It’s getting to be the Fourth of July and so it’s apropos to think about this country, what it is, what defines it, what makes it America. Those are somewhat large topics for an essay of 500-700 words (which is where I usually clock in) so we’ll just confine ourselves to one small area.
We deal with pop culture here at ComicMix so let’s think of pop culture icons, those things that we use as symbols of this country. We’re going to focus on one – American movie star/icon John Wayne. Marion Robert Morrison (Wayne’s borth name) made gobs of movies, usually westerns, war movies and detective films. He was a star in the old fashioned Golden Age of Hollywood sense of the word. No one was bigger.
Everybody and his/her brother does an impression of Wayne. My brother does one and I have different versions. In addition to Wayne himself, I do Elmer Fudd imitating John Wayne and lately I seem to be doing an impression of Del Close doing an impression of John Wayne. I also have a version that melds Wayne and Paul Lynde but perhaps the less said about that one the better.
I was not always a fan of the Duke, especially in the 60s and 70s. Wayne was unapologetically right wing and I was (or became) a liberal pinko commie hippie sort of guy. Well, maybe not an actual hippie but I leaned more in that direction than Wayne ever did.
I have become more a fan of Wayne’s work (but not his politics) and three films stand out for me as complex examples of America: Red River, The Searchers, and The Man Who Shot Liberty Valance. In each, Wayne’s character is an asshole.
In the first, he is pig-headed, self-righteous, and ready to shoot anyone who disagrees with him and that includes his adopted son. In the second, he’s on a year’s long hunt for his niece who was taken by Indians when the rest of her (and Wayne’s) family was massacred in a raid. His character, Ethan Edwards, has a hate so strong that you don’t know if he’s more interested in rescuing his niece or killing the ones who killed his family.
In The Man Who Shot Liberty Valance, he plays Jim Donafin, the only man capable of standing up to and (maybe) killing the notorious outlaw in the title. He’s also a rival to Jimmy Stewart’s Ransom Stoddard, a lawyer who has come to the territory who believes in the law more than the gun, for the hand of Vera Miles’ Hallie.

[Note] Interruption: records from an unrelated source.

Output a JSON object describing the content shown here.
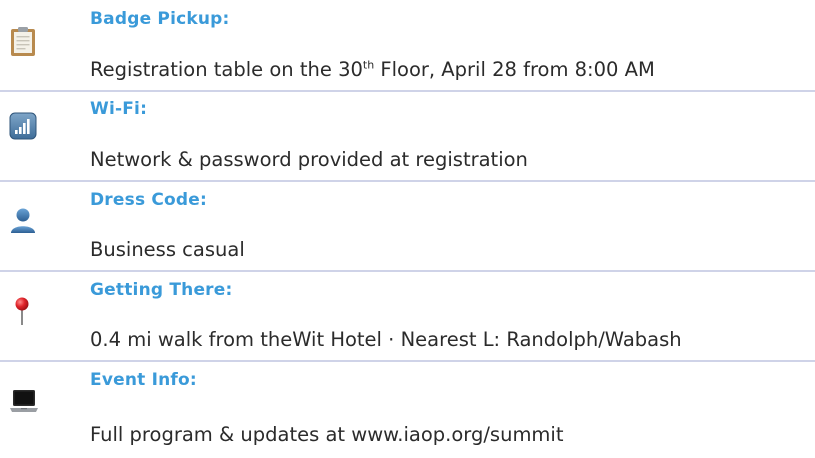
{
  "items": [
    {
      "title": "Badge Pickup:",
      "text_pre": "Registration table on the 30",
      "text_sup": "th",
      "text_post": " Floor, April 28 from 8:00 AM",
      "icon": "clipboard-icon"
    },
    {
      "title": "Wi-Fi:",
      "text": "Network & password provided at registration",
      "icon": "signal-bars-icon"
    },
    {
      "title": "Dress Code:",
      "text": "Business casual",
      "icon": "person-icon"
    },
    {
      "title": "Getting There:",
      "text": "0.4 mi walk from theWit Hotel · Nearest L: Randolph/Wabash",
      "icon": "map-pin-icon"
    },
    {
      "title": "Event Info:",
      "text": "Full program & updates at  www.iaop.org/summit",
      "icon": "laptop-icon"
    }
  ],
  "colors": {
    "title": "#3a9ad9",
    "text": "#2b2b2b",
    "divider": "#cfd3e8"
  }
}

As Stoddard points out, there’s not a whole lot of difference between Valence (Lee Marvin) and Donafin. Wayne’s character is also a bully, also stubborn, and he’s ready to kill although he’s not the outlaw that Valence is. The movie itself is a portrait of the West at a transition point; the unnamed territory is considering statehood. The ranchers are opposed to the increased limitations they will face while others, such as Stoddard, look for an increase in civilization and the benefits of law, where decisions will no longer be made by the man with a gun.
It comes down to this: is Wayne’s or Stewart’s character the future? While it’s obvious that the answer is, and must be, Stewart’s character, the film has a great deal of respect and admiration for Wayne’s character. Without him, Rance Stoddard would have been dead at the hands of Liberty Valance. Tom Donafin is necessary for civilization to grow but his time is past.
Wayne, in all three films and in others, such as The Quiet Man, is a better actor than he is usually given credit for. The characters in the three films are largely unsympathetic but compelling.
I think I finally understood the power that Wayne has when I saw The Searchers on a big screen, as it was intended to be seen. One shot in particular is a close-up of Wayne, looking hard and mean. I’d watched the movie before on television but here Wayne’s head was damn near two stories high. It was like a cinematic Mount Rushmore and I got it. I understood why John Wayne was – and is – a cinematic American icon. For good and bad, he did and does represent this country both here and around the world.
That’s a hell of a legacy, pilgrim.